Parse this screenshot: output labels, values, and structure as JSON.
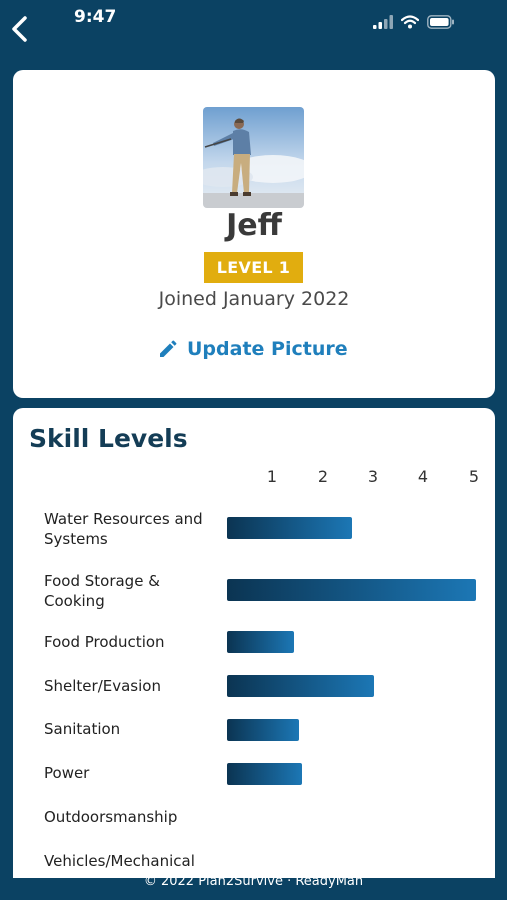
{
  "status_bar": {
    "time": "9:47"
  },
  "profile": {
    "name": "Jeff",
    "level_badge": "LEVEL 1",
    "joined": "Joined January 2022",
    "update_picture_label": "Update Picture"
  },
  "skills": {
    "title": "Skill Levels",
    "scale": [
      "1",
      "2",
      "3",
      "4",
      "5"
    ],
    "items": [
      {
        "label": "Water Resources and Systems",
        "level": 2.5
      },
      {
        "label": "Food Storage & Cooking",
        "level": 5.0
      },
      {
        "label": "Food Production",
        "level": 1.35
      },
      {
        "label": "Shelter/Evasion",
        "level": 2.95
      },
      {
        "label": "Sanitation",
        "level": 1.45
      },
      {
        "label": "Power",
        "level": 1.5
      },
      {
        "label": "Outdoorsmanship",
        "level": 0
      },
      {
        "label": "Vehicles/Mechanical",
        "level": 0
      }
    ]
  },
  "footer": {
    "text": "© 2022 Plan2Survive · ReadyMan"
  },
  "colors": {
    "header_bg": "#0b4263",
    "badge": "#e1ad0f",
    "link": "#1f7fbc",
    "bar_start": "#0b3452",
    "bar_end": "#1c77b5"
  },
  "icons": {
    "back": "chevron-left-icon",
    "signal": "signal-icon",
    "wifi": "wifi-icon",
    "battery": "battery-icon",
    "edit": "pencil-icon"
  }
}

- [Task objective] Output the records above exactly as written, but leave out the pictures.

- [Response below]
Parse this screenshot: output labels, values, and structure as JSON.
{
  "status_bar": {
    "time": "9:47"
  },
  "profile": {
    "name": "Jeff",
    "level_badge": "LEVEL 1",
    "joined": "Joined January 2022",
    "update_picture_label": "Update Picture"
  },
  "skills": {
    "title": "Skill Levels",
    "scale": [
      "1",
      "2",
      "3",
      "4",
      "5"
    ],
    "items": [
      {
        "label": "Water Resources and Systems",
        "level": 2.5
      },
      {
        "label": "Food Storage & Cooking",
        "level": 5.0
      },
      {
        "label": "Food Production",
        "level": 1.35
      },
      {
        "label": "Shelter/Evasion",
        "level": 2.95
      },
      {
        "label": "Sanitation",
        "level": 1.45
      },
      {
        "label": "Power",
        "level": 1.5
      },
      {
        "label": "Outdoorsmanship",
        "level": 0
      },
      {
        "label": "Vehicles/Mechanical",
        "level": 0
      }
    ]
  },
  "footer": {
    "text": "© 2022 Plan2Survive · ReadyMan"
  },
  "colors": {
    "header_bg": "#0b4263",
    "badge": "#e1ad0f",
    "link": "#1f7fbc",
    "bar_start": "#0b3452",
    "bar_end": "#1c77b5"
  },
  "icons": {
    "back": "chevron-left-icon",
    "signal": "signal-icon",
    "wifi": "wifi-icon",
    "battery": "battery-icon",
    "edit": "pencil-icon"
  }
}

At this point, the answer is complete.